[Web page and app entries]
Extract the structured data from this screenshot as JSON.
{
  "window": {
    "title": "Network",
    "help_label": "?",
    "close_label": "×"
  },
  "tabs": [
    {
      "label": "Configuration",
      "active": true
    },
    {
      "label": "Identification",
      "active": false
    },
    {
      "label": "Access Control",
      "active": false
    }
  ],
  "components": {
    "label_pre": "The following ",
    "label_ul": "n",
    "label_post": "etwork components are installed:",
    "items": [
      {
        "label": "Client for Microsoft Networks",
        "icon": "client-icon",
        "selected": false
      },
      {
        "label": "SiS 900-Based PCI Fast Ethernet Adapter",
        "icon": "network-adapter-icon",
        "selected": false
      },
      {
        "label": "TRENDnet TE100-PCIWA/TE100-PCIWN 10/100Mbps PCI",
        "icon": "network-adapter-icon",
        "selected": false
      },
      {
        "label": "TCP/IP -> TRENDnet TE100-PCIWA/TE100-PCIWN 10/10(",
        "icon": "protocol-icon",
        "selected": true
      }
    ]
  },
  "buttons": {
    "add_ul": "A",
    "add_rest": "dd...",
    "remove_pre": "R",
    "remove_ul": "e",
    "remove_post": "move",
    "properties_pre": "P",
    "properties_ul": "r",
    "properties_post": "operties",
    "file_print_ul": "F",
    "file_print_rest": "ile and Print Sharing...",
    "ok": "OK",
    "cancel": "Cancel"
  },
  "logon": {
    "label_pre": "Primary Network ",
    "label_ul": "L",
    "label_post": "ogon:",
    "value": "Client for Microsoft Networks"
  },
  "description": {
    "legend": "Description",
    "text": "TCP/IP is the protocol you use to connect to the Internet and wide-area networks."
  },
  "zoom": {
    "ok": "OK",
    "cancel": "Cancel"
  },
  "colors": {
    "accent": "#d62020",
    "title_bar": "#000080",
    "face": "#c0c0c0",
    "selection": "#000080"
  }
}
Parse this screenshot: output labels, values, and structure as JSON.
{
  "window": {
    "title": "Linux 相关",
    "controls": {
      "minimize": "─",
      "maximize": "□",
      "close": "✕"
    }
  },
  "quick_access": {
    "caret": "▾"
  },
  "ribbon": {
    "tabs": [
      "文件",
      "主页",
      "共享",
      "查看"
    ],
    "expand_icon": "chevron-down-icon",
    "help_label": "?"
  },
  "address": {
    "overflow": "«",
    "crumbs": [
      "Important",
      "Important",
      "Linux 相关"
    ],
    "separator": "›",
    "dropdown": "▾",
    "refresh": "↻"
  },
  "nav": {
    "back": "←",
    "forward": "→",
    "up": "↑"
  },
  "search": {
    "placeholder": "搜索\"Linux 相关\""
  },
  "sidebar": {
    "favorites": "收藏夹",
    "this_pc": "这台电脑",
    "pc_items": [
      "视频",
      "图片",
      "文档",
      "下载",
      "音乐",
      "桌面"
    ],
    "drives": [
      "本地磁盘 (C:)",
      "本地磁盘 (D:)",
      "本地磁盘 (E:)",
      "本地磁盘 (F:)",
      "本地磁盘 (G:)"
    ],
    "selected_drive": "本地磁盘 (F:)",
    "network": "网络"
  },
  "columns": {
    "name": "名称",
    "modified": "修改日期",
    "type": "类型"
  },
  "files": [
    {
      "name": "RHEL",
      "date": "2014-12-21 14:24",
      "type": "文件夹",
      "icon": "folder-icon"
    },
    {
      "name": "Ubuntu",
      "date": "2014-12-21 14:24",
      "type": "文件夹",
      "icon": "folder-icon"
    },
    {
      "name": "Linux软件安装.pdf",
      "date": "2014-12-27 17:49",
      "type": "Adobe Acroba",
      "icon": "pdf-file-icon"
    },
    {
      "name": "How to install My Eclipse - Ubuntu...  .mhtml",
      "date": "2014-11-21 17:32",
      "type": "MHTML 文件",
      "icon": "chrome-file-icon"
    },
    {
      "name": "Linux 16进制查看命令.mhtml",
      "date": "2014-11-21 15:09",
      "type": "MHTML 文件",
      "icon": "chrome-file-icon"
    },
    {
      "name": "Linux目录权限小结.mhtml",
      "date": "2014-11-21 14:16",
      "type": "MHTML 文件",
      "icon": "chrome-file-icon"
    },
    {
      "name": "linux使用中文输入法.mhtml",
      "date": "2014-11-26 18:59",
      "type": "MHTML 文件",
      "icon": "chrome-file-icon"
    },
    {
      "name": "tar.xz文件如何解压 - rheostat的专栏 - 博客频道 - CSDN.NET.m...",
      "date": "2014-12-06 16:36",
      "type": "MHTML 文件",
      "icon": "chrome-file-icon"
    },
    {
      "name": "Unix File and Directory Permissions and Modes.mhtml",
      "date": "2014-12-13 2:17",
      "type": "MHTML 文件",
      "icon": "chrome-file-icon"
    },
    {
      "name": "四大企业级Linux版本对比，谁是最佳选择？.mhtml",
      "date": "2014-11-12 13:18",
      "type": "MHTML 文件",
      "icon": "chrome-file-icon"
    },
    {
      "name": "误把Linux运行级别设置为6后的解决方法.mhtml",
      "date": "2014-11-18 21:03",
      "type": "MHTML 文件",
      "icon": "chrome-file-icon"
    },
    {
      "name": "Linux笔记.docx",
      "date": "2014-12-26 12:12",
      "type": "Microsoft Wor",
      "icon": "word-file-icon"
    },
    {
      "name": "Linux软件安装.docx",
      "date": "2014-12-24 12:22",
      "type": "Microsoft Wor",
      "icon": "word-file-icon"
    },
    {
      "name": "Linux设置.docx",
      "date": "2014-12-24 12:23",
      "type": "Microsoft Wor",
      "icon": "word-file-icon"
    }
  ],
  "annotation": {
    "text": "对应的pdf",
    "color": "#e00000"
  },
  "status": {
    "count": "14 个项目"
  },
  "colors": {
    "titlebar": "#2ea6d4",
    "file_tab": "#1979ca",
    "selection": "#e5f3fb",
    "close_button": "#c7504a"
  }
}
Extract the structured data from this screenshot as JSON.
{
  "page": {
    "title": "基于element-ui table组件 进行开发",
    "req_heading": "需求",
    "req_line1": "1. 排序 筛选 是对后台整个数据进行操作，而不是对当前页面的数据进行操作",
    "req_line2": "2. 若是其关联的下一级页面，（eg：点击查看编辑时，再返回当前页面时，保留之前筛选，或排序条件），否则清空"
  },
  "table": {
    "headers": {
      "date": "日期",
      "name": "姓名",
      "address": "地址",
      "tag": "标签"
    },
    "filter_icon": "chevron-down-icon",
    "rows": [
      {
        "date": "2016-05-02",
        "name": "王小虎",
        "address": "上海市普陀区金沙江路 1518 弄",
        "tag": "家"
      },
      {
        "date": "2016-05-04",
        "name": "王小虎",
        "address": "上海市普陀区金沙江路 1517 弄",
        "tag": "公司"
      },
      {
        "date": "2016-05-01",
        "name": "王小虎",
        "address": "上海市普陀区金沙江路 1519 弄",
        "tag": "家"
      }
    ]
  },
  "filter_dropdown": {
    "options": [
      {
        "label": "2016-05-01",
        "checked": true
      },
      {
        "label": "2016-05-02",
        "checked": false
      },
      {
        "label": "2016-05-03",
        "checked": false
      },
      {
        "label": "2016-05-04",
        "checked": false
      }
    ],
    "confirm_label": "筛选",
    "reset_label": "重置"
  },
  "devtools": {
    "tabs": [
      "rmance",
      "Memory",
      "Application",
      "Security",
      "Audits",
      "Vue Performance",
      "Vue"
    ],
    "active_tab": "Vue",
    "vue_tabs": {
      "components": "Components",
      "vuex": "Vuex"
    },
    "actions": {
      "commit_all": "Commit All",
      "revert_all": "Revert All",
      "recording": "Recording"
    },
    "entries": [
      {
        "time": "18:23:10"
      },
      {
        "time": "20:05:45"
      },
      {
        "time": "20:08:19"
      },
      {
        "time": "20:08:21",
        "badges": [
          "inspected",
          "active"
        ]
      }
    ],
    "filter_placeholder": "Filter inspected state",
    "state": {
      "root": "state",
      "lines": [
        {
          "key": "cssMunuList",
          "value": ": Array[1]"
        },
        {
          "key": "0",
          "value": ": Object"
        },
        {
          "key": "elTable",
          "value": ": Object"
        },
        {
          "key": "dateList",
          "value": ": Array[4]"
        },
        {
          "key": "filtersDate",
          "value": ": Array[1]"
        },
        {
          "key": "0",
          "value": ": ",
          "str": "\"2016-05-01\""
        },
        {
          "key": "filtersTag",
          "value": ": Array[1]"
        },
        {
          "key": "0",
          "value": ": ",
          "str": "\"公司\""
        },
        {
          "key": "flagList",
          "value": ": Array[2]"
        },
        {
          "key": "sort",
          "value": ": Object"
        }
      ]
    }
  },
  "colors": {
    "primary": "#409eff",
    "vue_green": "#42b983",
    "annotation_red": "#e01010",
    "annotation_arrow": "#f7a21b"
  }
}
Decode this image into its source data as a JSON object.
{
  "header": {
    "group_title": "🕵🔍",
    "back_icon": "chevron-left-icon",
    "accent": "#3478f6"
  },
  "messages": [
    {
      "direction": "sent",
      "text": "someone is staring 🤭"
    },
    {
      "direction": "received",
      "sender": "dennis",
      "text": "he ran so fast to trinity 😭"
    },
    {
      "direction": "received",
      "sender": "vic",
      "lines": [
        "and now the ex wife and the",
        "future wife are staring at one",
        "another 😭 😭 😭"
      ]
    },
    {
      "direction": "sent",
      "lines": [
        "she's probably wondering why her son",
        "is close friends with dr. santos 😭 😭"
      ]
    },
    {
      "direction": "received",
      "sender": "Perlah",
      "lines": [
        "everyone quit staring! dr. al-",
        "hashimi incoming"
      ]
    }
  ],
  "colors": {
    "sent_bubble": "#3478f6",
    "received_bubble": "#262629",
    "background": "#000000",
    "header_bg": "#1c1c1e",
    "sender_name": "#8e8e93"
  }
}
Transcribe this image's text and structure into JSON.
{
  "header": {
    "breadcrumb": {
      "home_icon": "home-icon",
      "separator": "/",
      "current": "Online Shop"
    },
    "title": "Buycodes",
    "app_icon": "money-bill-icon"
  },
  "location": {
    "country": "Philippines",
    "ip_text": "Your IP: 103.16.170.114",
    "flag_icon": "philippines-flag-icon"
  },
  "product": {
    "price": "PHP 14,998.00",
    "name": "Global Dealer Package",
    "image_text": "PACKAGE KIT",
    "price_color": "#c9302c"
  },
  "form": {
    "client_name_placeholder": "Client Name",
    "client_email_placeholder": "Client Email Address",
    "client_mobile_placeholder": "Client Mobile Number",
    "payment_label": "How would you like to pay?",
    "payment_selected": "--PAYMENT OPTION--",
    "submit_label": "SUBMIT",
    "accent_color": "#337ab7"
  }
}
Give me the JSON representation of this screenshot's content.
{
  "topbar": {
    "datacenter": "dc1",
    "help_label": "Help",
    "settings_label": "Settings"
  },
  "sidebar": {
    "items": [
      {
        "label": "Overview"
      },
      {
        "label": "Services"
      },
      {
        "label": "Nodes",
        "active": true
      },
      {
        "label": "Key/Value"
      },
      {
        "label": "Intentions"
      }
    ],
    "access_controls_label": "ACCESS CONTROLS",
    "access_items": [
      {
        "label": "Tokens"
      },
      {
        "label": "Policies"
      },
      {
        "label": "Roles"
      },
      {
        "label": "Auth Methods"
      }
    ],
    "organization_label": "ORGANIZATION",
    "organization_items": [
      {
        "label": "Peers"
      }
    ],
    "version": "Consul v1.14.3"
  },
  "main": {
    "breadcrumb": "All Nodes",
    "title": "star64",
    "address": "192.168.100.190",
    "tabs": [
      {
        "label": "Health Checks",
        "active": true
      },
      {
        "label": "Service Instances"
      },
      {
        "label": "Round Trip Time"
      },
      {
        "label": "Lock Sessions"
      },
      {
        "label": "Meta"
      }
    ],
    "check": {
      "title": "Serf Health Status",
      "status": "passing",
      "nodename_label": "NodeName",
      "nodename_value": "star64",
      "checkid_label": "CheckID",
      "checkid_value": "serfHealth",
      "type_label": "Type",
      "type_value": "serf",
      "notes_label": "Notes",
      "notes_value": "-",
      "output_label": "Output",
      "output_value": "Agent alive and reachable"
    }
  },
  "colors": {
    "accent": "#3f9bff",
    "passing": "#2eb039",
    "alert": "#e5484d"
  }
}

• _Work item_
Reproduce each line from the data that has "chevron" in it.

• _Exercise output_
    "expand_icon": "chevron-down-icon",
    "filter_icon": "chevron-down-icon",
    "back_icon": "chevron-left-icon",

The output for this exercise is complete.